I spent some time this past weekend visiting lighthouses with my sister. They were all over 100 years old. Some were retired, and some were still operational. Some were in disrepair, and some were restored. Yet, I found them all beautiful.

I think that lighthouses are a strong symbol for us. They literally are the lights in a storm. They exist to help and guide you to safety. To remind you that you are not alone. They are an eternal visual symbol of hope. Hope that you can get to shore. You can weather the storm. You can complete this leg of your journey. Don’t give up.

I did some internet sleuthing on lighthouses, and I found this on Reference.com. “Because they are constructed to withstand powerful storms, lighthouses are frequently depicted as symbols of strength. They are also used to symbolize shelter, protection and peace for the same reason. Lighthouses expose the connection between inanimate structures and human emotion in a way that few other buildings can.”

And yet for all their guidance, sometimes the ship crashes, the boat sinks, and there are injuries and casualties. It’s a reminder that life is hard, there is heartache, and things don’t always work out as planned. But we notice that the lighthouse will still stand, and its light will still shine. There will be a tomorrow, and life will go on. When we survive a “shipwreck” we acknowledge that unexpected disaster can strike. There are no guarantees of smooth sailing in life.

I think that lighthouses remind us that hope and light will continue to exist. Lighthouses may become non-operational, but the idea of their guiding light lives on. The guiding light is faith. And faith’s hope and light are eternal. Who doesn’t love a forever light?

For Love of the Underdog

Highly sensitive people especially love underdog stories. The ones where against all odds the underdog triumphs. And it isn’t easy. In fact, it’s really, really hard. Of course it is. That’s why it’s an underdog story.

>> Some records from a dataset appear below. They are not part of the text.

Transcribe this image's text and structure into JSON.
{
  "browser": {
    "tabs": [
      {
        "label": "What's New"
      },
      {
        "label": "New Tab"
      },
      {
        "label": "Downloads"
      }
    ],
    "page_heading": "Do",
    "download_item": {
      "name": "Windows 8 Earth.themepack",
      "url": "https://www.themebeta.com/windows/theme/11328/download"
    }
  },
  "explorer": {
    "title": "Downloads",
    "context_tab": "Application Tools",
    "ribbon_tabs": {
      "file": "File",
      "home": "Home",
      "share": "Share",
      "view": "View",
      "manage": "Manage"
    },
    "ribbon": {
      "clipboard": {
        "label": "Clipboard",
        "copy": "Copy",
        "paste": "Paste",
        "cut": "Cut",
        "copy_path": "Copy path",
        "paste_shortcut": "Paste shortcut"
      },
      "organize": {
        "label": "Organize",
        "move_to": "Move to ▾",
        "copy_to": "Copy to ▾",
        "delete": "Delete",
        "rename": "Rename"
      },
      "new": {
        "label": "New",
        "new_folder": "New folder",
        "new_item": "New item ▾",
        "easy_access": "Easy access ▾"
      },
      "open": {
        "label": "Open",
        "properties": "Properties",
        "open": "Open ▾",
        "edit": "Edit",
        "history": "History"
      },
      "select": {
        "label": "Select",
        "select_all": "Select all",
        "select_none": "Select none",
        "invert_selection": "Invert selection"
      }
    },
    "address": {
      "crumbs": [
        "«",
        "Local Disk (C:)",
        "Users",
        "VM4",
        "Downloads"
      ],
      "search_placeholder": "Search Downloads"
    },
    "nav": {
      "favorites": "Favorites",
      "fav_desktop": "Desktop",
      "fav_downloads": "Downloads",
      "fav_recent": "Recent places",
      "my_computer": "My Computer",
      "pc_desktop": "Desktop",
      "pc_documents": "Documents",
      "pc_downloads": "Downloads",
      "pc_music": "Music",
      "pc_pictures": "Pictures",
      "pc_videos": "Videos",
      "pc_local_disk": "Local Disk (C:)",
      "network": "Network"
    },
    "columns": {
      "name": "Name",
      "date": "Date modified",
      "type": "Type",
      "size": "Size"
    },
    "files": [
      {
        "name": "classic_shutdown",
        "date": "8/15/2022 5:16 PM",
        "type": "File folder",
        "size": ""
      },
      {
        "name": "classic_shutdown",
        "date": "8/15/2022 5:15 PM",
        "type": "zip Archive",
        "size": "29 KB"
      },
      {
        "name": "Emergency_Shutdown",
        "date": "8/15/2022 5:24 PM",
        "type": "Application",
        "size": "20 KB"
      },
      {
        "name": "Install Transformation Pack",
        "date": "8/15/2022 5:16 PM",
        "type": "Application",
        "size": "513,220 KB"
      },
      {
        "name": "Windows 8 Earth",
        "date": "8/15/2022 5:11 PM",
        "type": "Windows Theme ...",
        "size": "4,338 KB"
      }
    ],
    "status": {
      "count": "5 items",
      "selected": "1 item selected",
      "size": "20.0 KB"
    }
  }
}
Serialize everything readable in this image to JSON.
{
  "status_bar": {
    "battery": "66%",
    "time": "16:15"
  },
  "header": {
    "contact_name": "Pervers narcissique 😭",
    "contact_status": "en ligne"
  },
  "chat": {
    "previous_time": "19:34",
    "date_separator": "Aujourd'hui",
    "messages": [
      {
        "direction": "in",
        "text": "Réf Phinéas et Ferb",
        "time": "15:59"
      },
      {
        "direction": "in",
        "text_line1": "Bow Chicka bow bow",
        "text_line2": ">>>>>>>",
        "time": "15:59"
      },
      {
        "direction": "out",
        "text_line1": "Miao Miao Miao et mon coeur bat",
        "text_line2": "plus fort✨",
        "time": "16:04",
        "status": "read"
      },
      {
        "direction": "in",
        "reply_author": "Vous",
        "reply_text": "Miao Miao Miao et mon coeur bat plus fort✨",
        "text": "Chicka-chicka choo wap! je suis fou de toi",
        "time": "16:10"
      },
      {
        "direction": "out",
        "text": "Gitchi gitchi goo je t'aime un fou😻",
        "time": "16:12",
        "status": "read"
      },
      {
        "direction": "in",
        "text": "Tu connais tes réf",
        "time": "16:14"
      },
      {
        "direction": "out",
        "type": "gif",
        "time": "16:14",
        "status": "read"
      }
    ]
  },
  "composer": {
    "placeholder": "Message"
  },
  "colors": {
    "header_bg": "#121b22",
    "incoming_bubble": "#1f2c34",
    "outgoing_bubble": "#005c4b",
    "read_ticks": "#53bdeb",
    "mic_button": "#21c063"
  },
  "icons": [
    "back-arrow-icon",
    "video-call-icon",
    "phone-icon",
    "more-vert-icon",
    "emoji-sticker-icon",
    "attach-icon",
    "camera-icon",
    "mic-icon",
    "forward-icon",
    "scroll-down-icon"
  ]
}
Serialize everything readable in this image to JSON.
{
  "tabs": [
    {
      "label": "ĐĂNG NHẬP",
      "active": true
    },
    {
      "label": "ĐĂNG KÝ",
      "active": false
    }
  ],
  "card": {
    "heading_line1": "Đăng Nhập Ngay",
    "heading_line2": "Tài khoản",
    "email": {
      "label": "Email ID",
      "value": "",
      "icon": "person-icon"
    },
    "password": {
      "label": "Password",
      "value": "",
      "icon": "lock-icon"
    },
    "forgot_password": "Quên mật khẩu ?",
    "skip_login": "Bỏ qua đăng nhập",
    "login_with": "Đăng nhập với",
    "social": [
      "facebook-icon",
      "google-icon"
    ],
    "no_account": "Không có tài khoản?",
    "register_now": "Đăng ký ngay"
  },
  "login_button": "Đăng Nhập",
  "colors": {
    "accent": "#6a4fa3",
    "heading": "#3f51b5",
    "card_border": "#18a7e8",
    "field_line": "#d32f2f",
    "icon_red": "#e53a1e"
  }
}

An underdog is defined in Google definitions as “a competitor thought to have little chance of winning a fight or a contest,” and as “a person who has little status in society.” Synonyms are “long shot” and “dark horse.”

We love underdog stories because they are full of emotion, and empaths welcome the opportunity to travel with the underdog and their emotions. The tales can captivate us like no others, and we can let all of our empathy loose freely. It is a cathartic process. With a happy ending.

We all have our favorite underdogs. We see them in sports, in music, in history, in science, in myths, in fiction, and sometimes in our own families. Popular culture and the rise of films and social media have made underdog stories accessible to the general public world wide. We know the famous underdogs who have risen from poverty or prejudice or historical conflict. Their stories captivate us. They bear repeating again and again. They give us hope on a grander scale.

What underdog stories speak to you? Why? How do they give you hope? How do they encourage you to follow your own unique path….despite the odds? Watch films about them. Read stories of inspiration about them. Let your emotions experience their turmoil and triumph. You may see an amplified version of what you are experiencing in your life. Draw strength from them. What did they face that you are also facing? What drove them to continue chasing their dreams despite many roadblocks? And why is their story showing up in your life right now?

I’ll leave you with an inspiring quote from a famous underdog. It is taped to my refrigerator. “You are a composite of all the things you believe, and all the places you believe you can go. Your past does not define you.  You can step out of your history and create a new day for yourself.  Even if the entire culture is saying, ‘You can’t.’ Even if every single bad thing that can happen to you does. You can keep going forward.” – Oprah Winfrey….living proof.